Water

Restoration of major wetland

By Country News

University of NSW scientists are members of a group chosen by the NSW Government to restore one of the most important wetlands in the Murray-Darling Basin.

NSW Primary Industries Minister Niall Blair announced a consortium — led by The Nature Conservancy and including the UNSW Centre for Ecosystem Science — was the successful candidate for future stewardship of the Nimmie-Caira system, an 85000ha area of the Murrumbidgee floodplain in southern NSW.

The consortium also includes the Nari Nari Tribal Council and the Murray-Darling Wetlands Working Group.

‘‘Nimmie-Caira is a magnificent eco-system, with outstanding biodiversity,’’ UNSW Centre for Ecosystem Science director Richard Kingsford said.

‘‘We are extremely excited to be part of this vital, high-impact restoration project, which involves environmental conservation, collaboration with local Aboriginal communities, as well as sustainable development and agricultural production,’’ Professor Kingsford said.

The federal and NSW governments originally bought-back the land and water rights for this extensive wetland, including 11 farms and their water rights along the Murrumbidgee River, in 2013 in a project costing $180million.

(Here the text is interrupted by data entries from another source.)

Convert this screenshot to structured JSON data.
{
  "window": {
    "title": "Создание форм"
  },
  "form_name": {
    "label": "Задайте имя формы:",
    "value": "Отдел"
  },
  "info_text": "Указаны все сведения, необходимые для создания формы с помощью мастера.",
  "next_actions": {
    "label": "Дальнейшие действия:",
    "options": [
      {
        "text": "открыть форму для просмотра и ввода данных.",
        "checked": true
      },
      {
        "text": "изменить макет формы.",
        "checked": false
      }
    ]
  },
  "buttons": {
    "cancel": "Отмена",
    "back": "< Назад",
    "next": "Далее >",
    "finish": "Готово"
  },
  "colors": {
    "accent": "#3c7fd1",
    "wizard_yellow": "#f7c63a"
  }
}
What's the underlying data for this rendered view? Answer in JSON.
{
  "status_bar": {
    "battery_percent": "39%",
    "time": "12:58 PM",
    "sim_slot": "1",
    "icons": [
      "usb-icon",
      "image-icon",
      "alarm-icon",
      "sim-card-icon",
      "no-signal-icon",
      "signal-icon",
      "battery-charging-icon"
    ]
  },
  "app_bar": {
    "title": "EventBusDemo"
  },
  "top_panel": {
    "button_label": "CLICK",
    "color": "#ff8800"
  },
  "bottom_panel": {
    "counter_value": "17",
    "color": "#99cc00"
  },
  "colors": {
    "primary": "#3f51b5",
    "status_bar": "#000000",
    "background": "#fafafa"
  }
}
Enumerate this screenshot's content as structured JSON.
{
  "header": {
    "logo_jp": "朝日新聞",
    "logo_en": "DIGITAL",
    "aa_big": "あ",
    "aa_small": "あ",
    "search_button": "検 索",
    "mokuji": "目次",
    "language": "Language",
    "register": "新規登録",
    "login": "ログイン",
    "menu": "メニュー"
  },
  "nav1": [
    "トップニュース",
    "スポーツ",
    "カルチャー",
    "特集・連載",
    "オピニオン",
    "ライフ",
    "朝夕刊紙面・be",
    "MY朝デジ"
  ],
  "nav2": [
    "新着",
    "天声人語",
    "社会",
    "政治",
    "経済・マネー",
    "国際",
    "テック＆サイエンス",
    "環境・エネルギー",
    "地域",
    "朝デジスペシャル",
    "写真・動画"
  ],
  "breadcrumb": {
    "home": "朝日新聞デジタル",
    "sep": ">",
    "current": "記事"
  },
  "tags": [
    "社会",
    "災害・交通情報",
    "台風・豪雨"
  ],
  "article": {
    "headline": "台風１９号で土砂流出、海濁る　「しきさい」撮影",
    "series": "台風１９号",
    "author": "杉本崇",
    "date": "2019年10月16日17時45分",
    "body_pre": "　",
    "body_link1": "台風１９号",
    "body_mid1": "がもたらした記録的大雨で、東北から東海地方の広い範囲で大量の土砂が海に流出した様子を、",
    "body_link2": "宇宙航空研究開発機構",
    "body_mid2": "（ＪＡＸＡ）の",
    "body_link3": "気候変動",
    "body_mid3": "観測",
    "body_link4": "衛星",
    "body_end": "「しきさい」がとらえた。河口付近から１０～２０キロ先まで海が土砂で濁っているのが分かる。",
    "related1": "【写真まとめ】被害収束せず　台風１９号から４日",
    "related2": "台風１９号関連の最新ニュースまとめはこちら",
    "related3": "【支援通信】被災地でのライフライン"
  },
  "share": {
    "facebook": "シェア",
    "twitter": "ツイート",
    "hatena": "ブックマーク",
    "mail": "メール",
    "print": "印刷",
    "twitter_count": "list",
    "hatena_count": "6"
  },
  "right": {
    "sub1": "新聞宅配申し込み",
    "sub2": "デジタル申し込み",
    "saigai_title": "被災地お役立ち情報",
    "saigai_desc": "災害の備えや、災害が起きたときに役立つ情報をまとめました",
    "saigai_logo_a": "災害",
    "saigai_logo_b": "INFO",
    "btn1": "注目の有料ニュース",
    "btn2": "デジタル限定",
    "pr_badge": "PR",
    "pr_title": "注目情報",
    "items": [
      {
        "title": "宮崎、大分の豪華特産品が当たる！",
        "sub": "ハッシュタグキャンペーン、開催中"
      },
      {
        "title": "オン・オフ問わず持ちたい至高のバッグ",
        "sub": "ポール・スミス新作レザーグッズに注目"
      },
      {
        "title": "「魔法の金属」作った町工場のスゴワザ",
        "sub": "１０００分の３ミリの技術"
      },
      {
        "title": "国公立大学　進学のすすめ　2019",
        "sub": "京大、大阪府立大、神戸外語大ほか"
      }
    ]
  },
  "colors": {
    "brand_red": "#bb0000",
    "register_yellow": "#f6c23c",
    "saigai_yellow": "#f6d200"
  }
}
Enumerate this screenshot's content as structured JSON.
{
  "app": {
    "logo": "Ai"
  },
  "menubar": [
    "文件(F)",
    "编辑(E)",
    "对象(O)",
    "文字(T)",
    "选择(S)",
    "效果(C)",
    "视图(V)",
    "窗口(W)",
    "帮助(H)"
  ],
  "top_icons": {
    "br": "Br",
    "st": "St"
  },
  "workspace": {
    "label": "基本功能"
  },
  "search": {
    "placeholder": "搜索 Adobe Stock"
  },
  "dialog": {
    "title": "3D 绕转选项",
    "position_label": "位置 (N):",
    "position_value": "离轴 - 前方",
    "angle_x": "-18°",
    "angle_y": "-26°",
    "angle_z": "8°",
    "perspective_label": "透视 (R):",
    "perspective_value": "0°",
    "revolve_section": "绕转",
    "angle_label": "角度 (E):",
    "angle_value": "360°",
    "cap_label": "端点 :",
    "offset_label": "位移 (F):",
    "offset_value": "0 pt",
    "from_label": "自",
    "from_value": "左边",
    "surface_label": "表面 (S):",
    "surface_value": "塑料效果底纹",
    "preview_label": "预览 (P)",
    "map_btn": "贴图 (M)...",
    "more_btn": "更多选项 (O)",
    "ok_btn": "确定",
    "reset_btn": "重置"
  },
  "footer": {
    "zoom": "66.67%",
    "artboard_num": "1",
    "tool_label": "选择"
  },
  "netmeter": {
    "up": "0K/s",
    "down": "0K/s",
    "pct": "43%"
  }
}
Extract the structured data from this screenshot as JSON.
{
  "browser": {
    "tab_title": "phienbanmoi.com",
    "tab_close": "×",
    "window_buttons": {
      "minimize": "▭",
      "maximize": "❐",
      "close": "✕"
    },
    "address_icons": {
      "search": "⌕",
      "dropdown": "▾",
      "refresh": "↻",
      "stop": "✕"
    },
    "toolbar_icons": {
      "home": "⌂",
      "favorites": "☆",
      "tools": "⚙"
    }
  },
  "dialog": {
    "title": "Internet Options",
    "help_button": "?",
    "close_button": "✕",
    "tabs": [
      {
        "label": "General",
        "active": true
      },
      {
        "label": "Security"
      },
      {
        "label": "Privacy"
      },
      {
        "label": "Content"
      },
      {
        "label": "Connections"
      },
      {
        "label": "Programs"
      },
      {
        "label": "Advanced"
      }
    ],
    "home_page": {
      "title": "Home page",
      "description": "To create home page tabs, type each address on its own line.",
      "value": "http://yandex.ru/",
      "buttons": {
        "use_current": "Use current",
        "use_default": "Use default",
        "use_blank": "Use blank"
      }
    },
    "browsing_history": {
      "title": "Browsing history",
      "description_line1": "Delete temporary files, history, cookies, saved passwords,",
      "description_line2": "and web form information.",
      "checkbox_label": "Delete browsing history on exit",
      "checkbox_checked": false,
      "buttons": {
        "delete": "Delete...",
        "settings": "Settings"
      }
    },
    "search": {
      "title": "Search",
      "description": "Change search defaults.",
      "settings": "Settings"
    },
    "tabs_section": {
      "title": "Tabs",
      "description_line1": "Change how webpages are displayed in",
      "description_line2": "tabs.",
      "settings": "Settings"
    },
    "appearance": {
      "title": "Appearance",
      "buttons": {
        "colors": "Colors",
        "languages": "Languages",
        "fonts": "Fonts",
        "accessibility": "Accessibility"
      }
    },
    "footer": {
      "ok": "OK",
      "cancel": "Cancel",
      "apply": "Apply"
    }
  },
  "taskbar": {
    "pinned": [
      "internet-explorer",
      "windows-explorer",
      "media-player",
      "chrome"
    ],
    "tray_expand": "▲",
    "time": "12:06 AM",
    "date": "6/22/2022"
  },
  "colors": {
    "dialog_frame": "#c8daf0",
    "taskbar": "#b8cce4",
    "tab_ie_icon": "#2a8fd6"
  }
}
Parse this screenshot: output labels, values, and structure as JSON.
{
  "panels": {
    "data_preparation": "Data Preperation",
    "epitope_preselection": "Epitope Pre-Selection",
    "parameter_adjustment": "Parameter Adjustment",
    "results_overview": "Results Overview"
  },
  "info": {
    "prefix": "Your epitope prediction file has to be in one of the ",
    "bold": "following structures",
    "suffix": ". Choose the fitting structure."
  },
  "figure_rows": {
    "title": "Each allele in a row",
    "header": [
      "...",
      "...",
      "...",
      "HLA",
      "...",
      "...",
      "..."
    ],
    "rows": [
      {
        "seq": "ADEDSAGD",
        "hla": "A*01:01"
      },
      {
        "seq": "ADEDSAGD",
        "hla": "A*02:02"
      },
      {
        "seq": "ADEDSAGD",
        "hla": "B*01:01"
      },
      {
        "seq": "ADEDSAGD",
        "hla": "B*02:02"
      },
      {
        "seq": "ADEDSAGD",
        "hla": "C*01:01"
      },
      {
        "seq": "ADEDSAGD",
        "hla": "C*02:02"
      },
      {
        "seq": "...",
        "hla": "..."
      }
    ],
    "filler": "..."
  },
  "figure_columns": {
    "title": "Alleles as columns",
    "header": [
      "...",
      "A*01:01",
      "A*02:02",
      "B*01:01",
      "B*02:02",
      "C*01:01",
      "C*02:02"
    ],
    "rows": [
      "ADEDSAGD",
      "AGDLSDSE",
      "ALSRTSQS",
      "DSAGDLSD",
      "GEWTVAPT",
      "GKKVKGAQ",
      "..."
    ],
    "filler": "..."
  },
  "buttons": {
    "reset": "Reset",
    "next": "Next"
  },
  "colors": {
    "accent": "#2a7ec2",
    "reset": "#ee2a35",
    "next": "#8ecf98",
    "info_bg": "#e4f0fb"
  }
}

This was the largest water buyback under the Murray-Darling Basin Plan, designed to return 137Gl of water a year to the wetlands.